I mainly spoke about emergent Brownian dynamics of laser-heated colloids under optical confinement. Below is the link to the talk.
I concluded my talk quoting P W Anderson’s essay “More is Different“
“The constructionist hypothesis breaks down when confronted with the twin difficulties of scale and complexity. The behavior of large and complex aggregates of elementary particles, it turns out, is not to be understood in terms of a simple extrapolation of the properties of a few particles.
Instead, at each level of complexity entirely new properties appear, and the understanding of the new behaviors requires research which I think is as fundamental in its nature as any other.”
P.W. Anderson ‘More is Different’ Science, 177, 4047 (1972)
On 1st Dec 2022, I gave a talk on “Structured-Light Scattering : Implications in Momentum Space” as part of a discussion meeting on STRUCTURED LIGHT AND SPIN-ORBIT PHOTONICS held at International Center of Theoretical Sciences, Bangalore.
I mainly spoke about topological light scattering in the frame work of angular momentum of light and absorptive effects in optothermal tweezers created by structured light.
Below is the embedded video link to my talk. The playlist also has many other interesting talks related to the topic.
Appended is a link to arxiv preprint of an invited review article that I wrote as part of a special issue on nanophotonics in the Indian Journal of Physics and Applied Physics. The issue is edited by Dr. Achanta Venugopal (TIFR/NPL).
In this review, I discuss about assembly and dynamics of plasmonic colloids under the influence of optical vortex fields.
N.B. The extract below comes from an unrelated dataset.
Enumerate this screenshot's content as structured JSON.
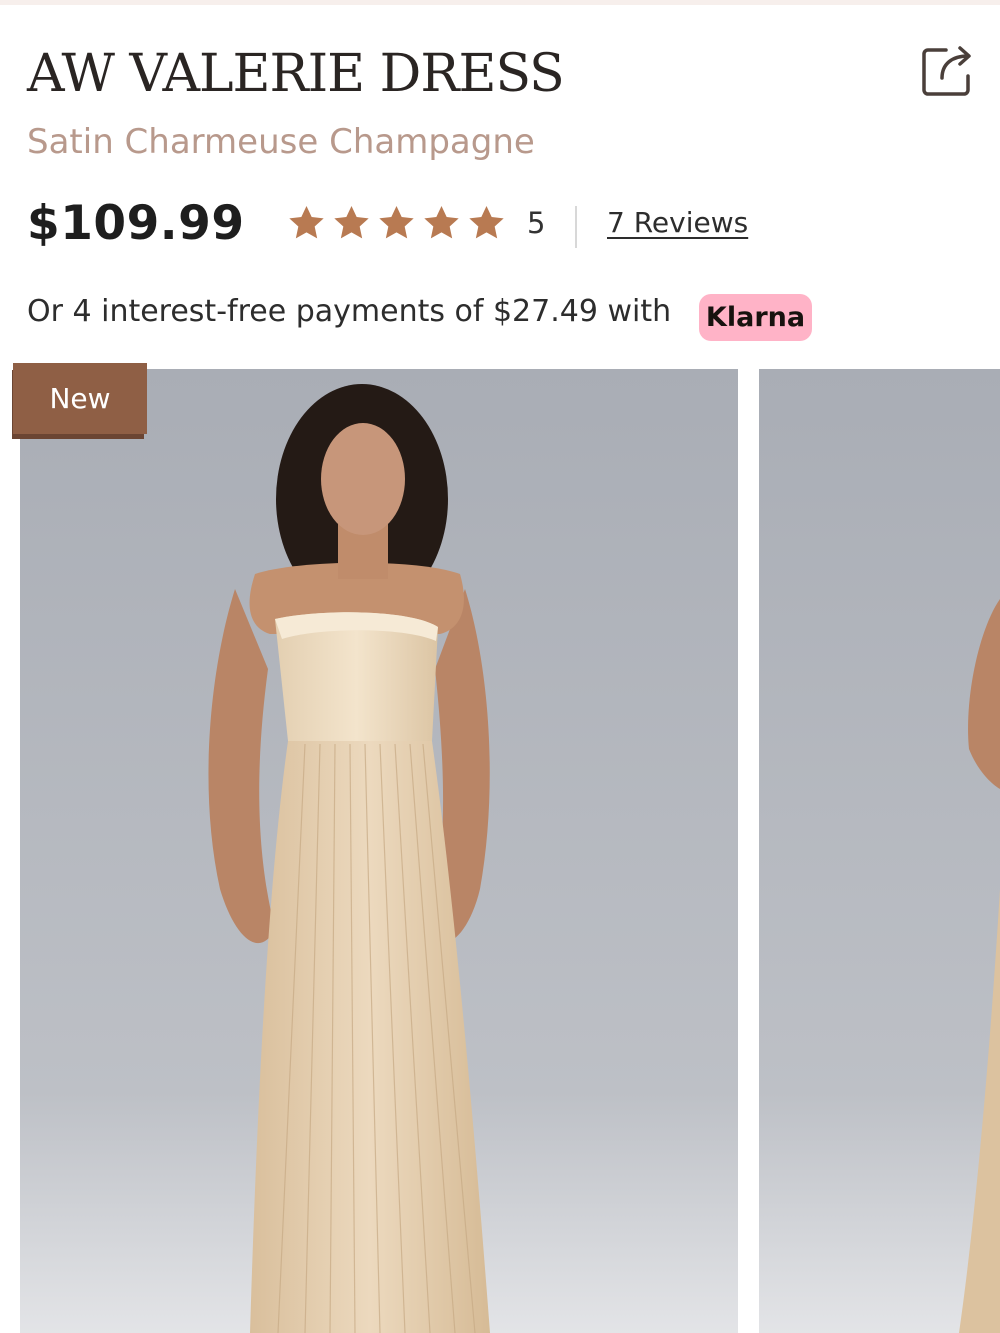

The abstract reads : Structured light has emerged as an important tool to interrogate and manipulate matter at micron and sub-micron scale. One form of structured light is an optical vortex beam. The helical wavefront of these vortices carry orbital angular momentum which can be transferred to a Brownian colloid. When the colloid is made of metallic nanostructures, such as silver and gold, resonant optical effects play a vital role, and the interaction leads to complex dynamics and assembly. This brief review aims to discuss some recent work on trapping plasmonic colloids with optical vortices and their lattices. The role of optical scattering and absorption has important implications on the underlying forces and torques, which is specifically enunciated. The effect of spin and orbital angular momentum in an optical vortex can lead to spin-orbit coupling dynamics, and these effects are highlighted with examples from the literature. In addition to assembly and dynamics, enhanced Brownian motion of plasmonic colloids under the influence of a vortex-lattice is discussed. The pedagogical aspects to understand the interaction between optical vortex and plasmonic colloids is emphasized.
We have a new paper to be published in ACS Photonics on “Optothermal evolution of active colloidal matter in defocused laser trap”
In the context of non-equilibrium statistical mechanics, it is relevant to ask : how does a system of (active) Brownian particles respond to environmental cues ?
Structured light in the form of an optical trap can facilitate a platform to create unconventional, environmental cues in which Brownian particles can dynamically assemble and evolve as a function of space and time.
In this work, we utilize a simple defocused laser trap and study the evolutionary dynamics of thermally active colloids (polystyrene spheres infused with iron oxide). We observe a variety of (nonlinear) dynamical states including hovering of a pair, a kind of synchrony among the assembled colloids in the trap (see video).
Thanks to the great efforts of Dipta and Rahul from my group, we have been able to study and unveil the complex forces at play. The dual contribution of optical potential of the laser and thermophoretic interaction of colloids were revealed by systematic experiments and numerical simulations leading to this elaborate report.
This study further motivates interesting questions in the context of microscopic heat engines where the light and heat created in an optical trap can lead to some interesting nonlinear dynamics of soft matter systems. Another prospect is to characterize structured optothermal fields using Brownian motors as microscopic probes in an optical trap. More on this in the coming month….
This document brings together researchers from 52 different affiliations across the globe to look into the accomplishments and future directions of optical tweezers.
My contribution towards roadmap appears on page 136, topic number 31 on — Raman scattering in (thermo)plasmonic tweezers.
In there, I discuss how plasmonic platforms can be used to generate attractive optothermal forces to trap and interrogate molecules and nanoparticles, down to single copy limit. I also discuss the challenges and opportunities of such a process.
Optical tweezers is one of the most powerful optical tools that finds utility not only in fundamental physics, but also in diverse applications including biology and medicine.
Ever since the Nobel prize-winning work of Arthur Ashkin, optical tweezers have evolved and continues to evolve into various forms. This roadmap article aims to capture this evolution, and to discuss the emerging capabilities and challenges of optical tweezers.